I will have more great ideas next week. You have a month. (That’s less time than you think.)
I have two great music opportunities to tell you about this week. The first will be back at the Black Dog with three jazz musicians who are doing their best to carve out the hottest jazz landscape with a great deal of honor and respect for the trailblazers before them. Davu Seru, Steve Kenny, and Chris Bates will be there weaving something to spark your desire for texture, emotion, and intellectual pique. They start playing around 8:30 p.m. Again, the Black Dog is at 308 Prince Street in Lowertown.
On Saturday, November 29, the Saint Paul Chamber Orchestra welcomes new artistic partner Patricia Kopatchinskaja as they play a Mozart and Bartók program at Saint Paul’s United Church of Christ. Strings Magazine calls her the “most exciting violinist in the world,” and her eastern European roots bring a distinctive flavor to the Bartók part of the program. This concert begins at 8 p.m. Saint Paul’s UCC is at 900 Summit Avenue.
Maybe after the holiday, you just need to sit and be entertained.
Winter started early this year, and some folks might already be looking for some relief. Or maybe you are not ready to face that day-after tradition and just want to escape. A good spot to show up this weekend might be the CAMP Bar Cabaret for The Doyle and Debbie Show. To the Cabaret stage comes the story of Doyle Mayfield, a washed-up country singer who is trying to revive his star that peaked in the 1970s and 1980s, with the help of Debbie III. This show is filled with fun tunes and just as many good laughs, as well some songs that you might not want your 9-year-old to hear—not so much because your child might be corrupted, but because he or she might repeat the lyrics in front of a more polite relative or increase the likelihood you will sing them out at inappropriate moments. To quote a friend who has seen this top-rate production, “You don’t have to be a country western fan to really enjoy this show. In fact, it’s probably better if you’re not!” The key to good music and good comedy is timing, and “Doyle and Debbie” has both.
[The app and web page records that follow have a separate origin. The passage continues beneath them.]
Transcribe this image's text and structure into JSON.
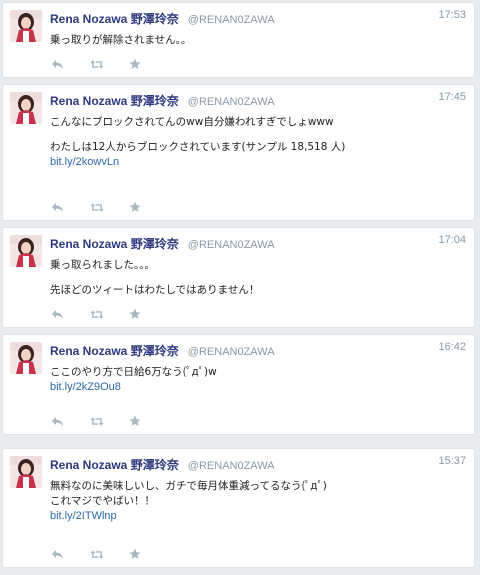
{
  "tweets": [
    {
      "name": "Rena Nozawa 野澤玲奈",
      "handle": "@RENAN0ZAWA",
      "time": "17:53",
      "text1": "乗っ取りが解除されません。。",
      "text2": "",
      "link": ""
    },
    {
      "name": "Rena Nozawa 野澤玲奈",
      "handle": "@RENAN0ZAWA",
      "time": "17:45",
      "text1": "こんなにブロックされてんのww自分嫌われすぎでしょwww",
      "text2": "わたしは12人からブロックされています(サンプル 18,518 人)",
      "link": "bit.ly/2kowvLn"
    },
    {
      "name": "Rena Nozawa 野澤玲奈",
      "handle": "@RENAN0ZAWA",
      "time": "17:04",
      "text1": "乗っ取られました。。。",
      "text2": "先ほどのツィートはわたしではありません！",
      "link": ""
    },
    {
      "name": "Rena Nozawa 野澤玲奈",
      "handle": "@RENAN0ZAWA",
      "time": "16:42",
      "text1": "ここのやり方で日給6万なう(ﾟдﾟ)w",
      "text2": "",
      "link": "bit.ly/2kZ9Ou8"
    },
    {
      "name": "Rena Nozawa 野澤玲奈",
      "handle": "@RENAN0ZAWA",
      "time": "15:37",
      "text1": "無料なのに美味しいし、ガチで毎月体重減ってるなう(ﾟдﾟ)",
      "text2": "これマジでやばい！！",
      "link": "bit.ly/2ITWlnp"
    }
  ],
  "icons": {
    "reply": "reply-icon",
    "retweet": "retweet-icon",
    "favorite": "star-icon"
  },
  "colors": {
    "name": "#2d3a7e",
    "handle": "#8899a6",
    "link": "#2c6aa9",
    "icon": "#aab8c2",
    "background": "#e9ecee"
  }
}
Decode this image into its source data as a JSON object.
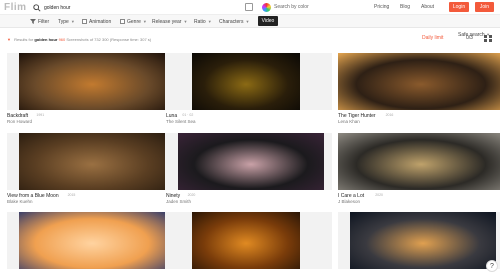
{
  "header": {
    "logo": "Flim",
    "search_query": "golden hour",
    "color_search_label": "Search by color",
    "nav": [
      "Pricing",
      "Blog",
      "About"
    ],
    "login_label": "Login",
    "join_label": "Join"
  },
  "filters": {
    "filter_label": "Filter",
    "type_label": "Type",
    "animation_label": "Animation",
    "genre_label": "Genre",
    "release_year_label": "Release year",
    "ratio_label": "Ratio",
    "characters_label": "Characters",
    "tooltip": "Video",
    "safe_search_label": "Safe search"
  },
  "results": {
    "prefix": "Results for",
    "query": "golden hour",
    "count": "960",
    "suffix": "Screenshots of 732 300 (Response time: 307 s)",
    "daily_limit_label": "Daily limit",
    "page_count": "0/3"
  },
  "cards": [
    {
      "title": "Backdraft",
      "time": "1991",
      "sub": "Ron Howard",
      "colors": [
        "#1e120a",
        "#c27a2f",
        "#6a4a2a"
      ]
    },
    {
      "title": "Luna",
      "time": "01 · 02",
      "sub": "The Silent Sea",
      "colors": [
        "#0a0805",
        "#8b6a14",
        "#2a1e0a"
      ]
    },
    {
      "title": "The Tiger Hunter",
      "time": "2016",
      "sub": "Lena Khan",
      "colors": [
        "#e6a650",
        "#8a5a2c",
        "#2e2015"
      ]
    },
    {
      "title": "View from a Blue Moon",
      "time": "2015",
      "sub": "Blake Kuehn",
      "colors": [
        "#2b1d10",
        "#9a7042",
        "#5a3e22"
      ]
    },
    {
      "title": "Ninety",
      "time": "2020",
      "sub": "Jaden Smith",
      "colors": [
        "#3a2438",
        "#c9a1a7",
        "#1b1a1d"
      ]
    },
    {
      "title": "I Care a Lot",
      "time": "2020",
      "sub": "J Blakeson",
      "colors": [
        "#8f8b83",
        "#bfa26b",
        "#2c2a26"
      ]
    },
    {
      "title": "",
      "time": "",
      "sub": "",
      "colors": [
        "#3a3f6a",
        "#ffd3a0",
        "#f0a050"
      ]
    },
    {
      "title": "",
      "time": "",
      "sub": "",
      "colors": [
        "#2a1606",
        "#e08a22",
        "#7a3c0a"
      ]
    },
    {
      "title": "",
      "time": "",
      "sub": "",
      "colors": [
        "#0d1420",
        "#e0a050",
        "#3a3a40"
      ]
    }
  ],
  "help_label": "?"
}
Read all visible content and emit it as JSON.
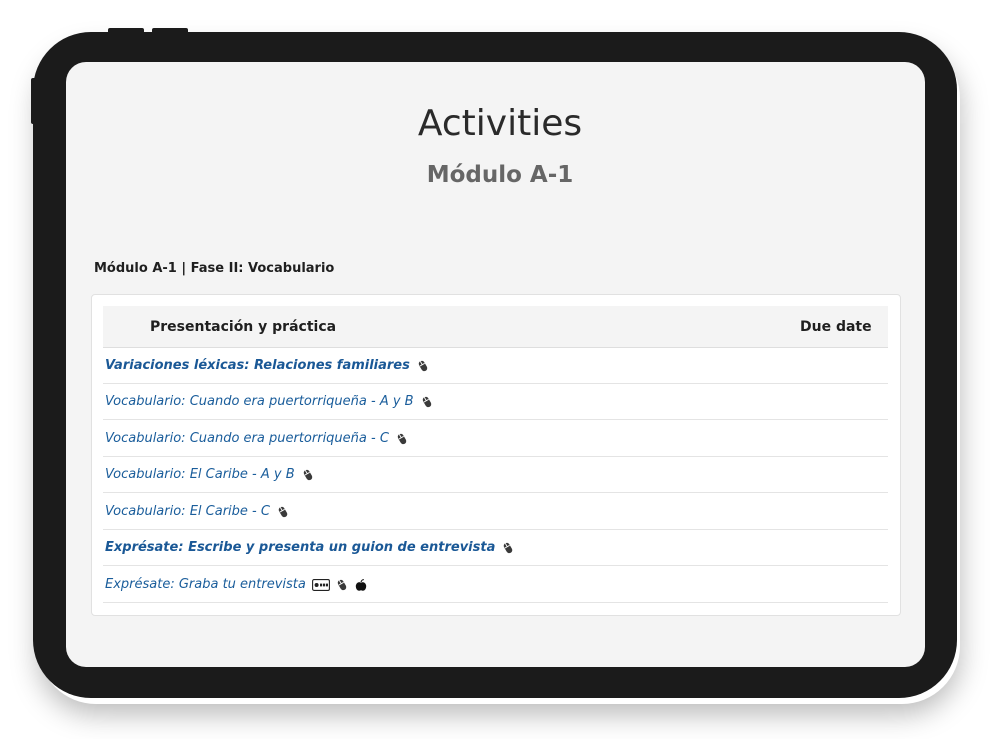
{
  "page": {
    "title": "Activities",
    "subtitle": "Módulo A-1",
    "section_label": "Módulo A-1 | Fase II: Vocabulario"
  },
  "table": {
    "columns": [
      "Presentación y práctica",
      "Due date"
    ],
    "rows": [
      {
        "label": "Variaciones léxicas: Relaciones familiares",
        "bold": true,
        "icons": [
          "mouse-icon"
        ],
        "due": ""
      },
      {
        "label": "Vocabulario: Cuando era puertorriqueña - A y B",
        "bold": false,
        "icons": [
          "mouse-icon"
        ],
        "due": ""
      },
      {
        "label": "Vocabulario: Cuando era puertorriqueña - C",
        "bold": false,
        "icons": [
          "mouse-icon"
        ],
        "due": ""
      },
      {
        "label": "Vocabulario: El Caribe - A y B",
        "bold": false,
        "icons": [
          "mouse-icon"
        ],
        "due": ""
      },
      {
        "label": "Vocabulario: El Caribe - C",
        "bold": false,
        "icons": [
          "mouse-icon"
        ],
        "due": ""
      },
      {
        "label": "Exprésate: Escribe y presenta un guion de entrevista",
        "bold": true,
        "icons": [
          "mouse-icon"
        ],
        "due": ""
      },
      {
        "label": "Exprésate: Graba tu entrevista",
        "bold": false,
        "icons": [
          "record-icon",
          "mouse-icon",
          "apple-icon"
        ],
        "due": ""
      }
    ]
  },
  "colors": {
    "link": "#1a5d9b",
    "frame": "#1b1b1b",
    "screen_bg": "#f4f4f4"
  }
}
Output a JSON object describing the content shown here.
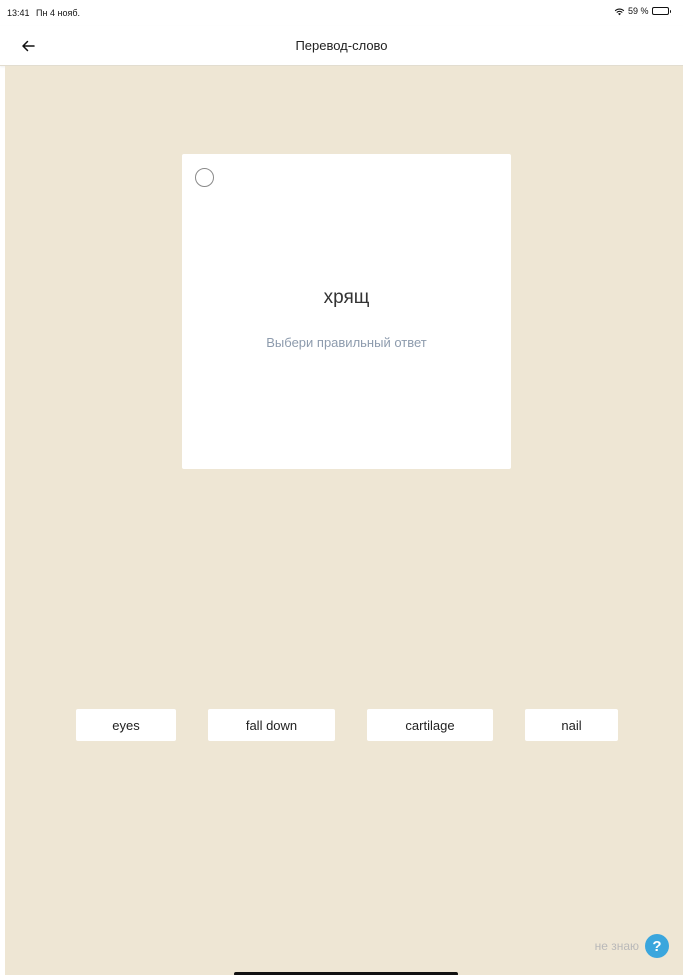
{
  "status_bar": {
    "time": "13:41",
    "date": "Пн 4 нояб.",
    "battery": "59 %",
    "icons": [
      "wifi-icon",
      "battery-icon"
    ]
  },
  "nav": {
    "title": "Перевод-слово",
    "back_icon": "arrow-left-icon"
  },
  "card": {
    "word": "хрящ",
    "hint": "Выбери правильный ответ"
  },
  "options": [
    {
      "label": "eyes"
    },
    {
      "label": "fall down"
    },
    {
      "label": "cartilage"
    },
    {
      "label": "nail"
    }
  ],
  "dont_know": {
    "label": "не знаю",
    "icon": "?"
  },
  "colors": {
    "background": "#eee6d4",
    "accent": "#3aa6dd",
    "hint": "#8d9bad"
  }
}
I can almost taste the “Hee-Haw” twang. Shows are this Friday, November 28, and Saturday, November 29. The show runs through December, and you can check dates and prices here. The CAMP Bar is at 490 North Robert Street in Downtown. Shows begin at 7 p.m. with doors opening at 6:30 p.m.
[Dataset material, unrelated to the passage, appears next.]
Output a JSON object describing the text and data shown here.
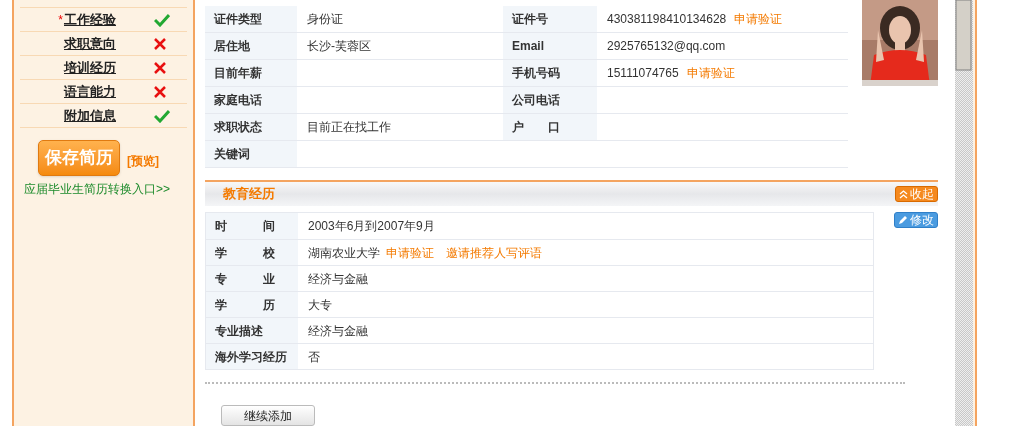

Starting this week, Park Square Theatre is opening 2 Pianos 4 Hands. A musical smorgasbord plays on the black and whites amid a tale of two talented pianists whose careers meet in an apex in parallel with their friendship. It’s fast, fun, and funny. The show opens November 28 and runs through December 28. Check here for dates, times, and tickets. Park Square is at 20 West 7th Place in Downtown.
Also on the stage in Saint Paul is the History Theatre’s production of Buddy — The Buddy Holly Story. Follow the shooting-star career of this rock-and-roll icon, filled with twenty-four songs and the retelling of some of the landmarks and legacies left by the rocker with the “superglasses.” The show runs through December 21. Ticket, date, and showtime information is here. The History Theatre is at 30 West 10th Street in Downtown.
It’s the holidays and the city will be alive with more than shopping. Check here in the Almanac’s arts calendar for more. Hope your holiday is fun, restful, and everything else you want it to be. See you on the town.